Cameron Gillie’s true passion in photography is documenting the wonders of the natural world.
In Cameron’s childhood days, before careers, bills and mortgages, he was drawn to the woods on his family’s farm, exploring the Two Rivers in Northern Minnesota. His first roll of film was shot was with his father’s antique Kodak Brownie while walking the frozen riverbed that ran through their backyard in rural northern Minnesota.
From that start, career pursuits took Cameron Gillie to the Colorado Institute of Art to earn a degree in photography and his first newspaper job at the Greeley Tribune. From there he moved to Naples, Florida to work at the Naples Daily News, where the Everglades sparked Cameron’s inspiration to explore nature again. His first big project at the Naples Daily News was to canoe the “Wilderness Waterway” to commemorate the 50th anniversary of Everglades National Park. That 100-mile, eight-day wilderness trip started what would become an infatuation with this remarkable place.
Many stories and trips after that one, Cameron Gillie started a personal project, “Waterscapes.” Inspired by photographers like Clyde Butcher and Jim Brandenburg, he worked tirelessly on vacations, weekends and after work to develop his own style of nature photography.

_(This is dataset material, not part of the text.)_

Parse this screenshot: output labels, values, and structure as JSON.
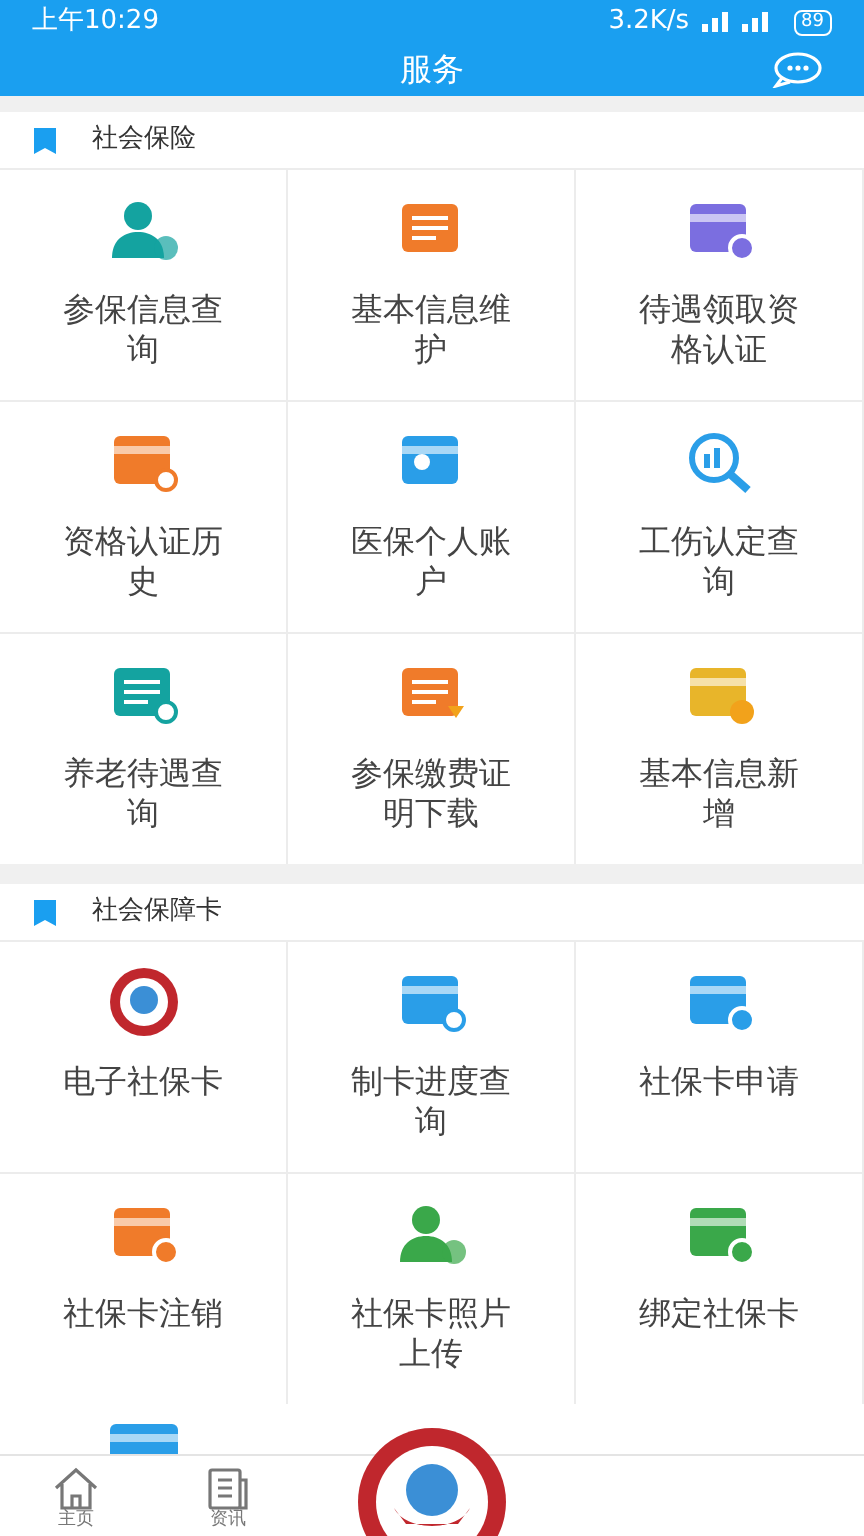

Meeting his future wife, Nazan, while on an assignment in Louisiana prompted him to move to Louisiana to start his own freelance business. The couple have now relocated to Madison, Wisconsin, where Cameron my has refocused his attention on nature photography and fine art photography and participates in art fairs around Wisconsin, the Midwest and Florida.
As a photojournalist Cameron has photographed countless subjects on four continents in activities ranging from everyday life, professional sports, riots and weddings. He has now come full circle to that day his father loaded a roll of film in that old Brownie and Cameron trudged through the snow photographing the river behind his house. He is back photographing quiet places that renew the soul.
Cameron Gillie found himself wanting to push his photography to another level at art fairs. He undertook a new project, taking photographs with nothing but a pinhole camera. The goal was to do something no one else in the country was presenting at art fairs. Cameron wanted to see if he could eventually participate in art fairs exclusively with pinhole photography. After a year of building a portfolio of pinhole photography, he applied to the Lakefront Festival of Art at the Milwaukee Museum of Art. Lakefront is one of the most prestigious art fairs in the country and was his first acceptance to an art fair with pinhole photography! Since then Cameron has been honored with numerous awards for his pinhole photography.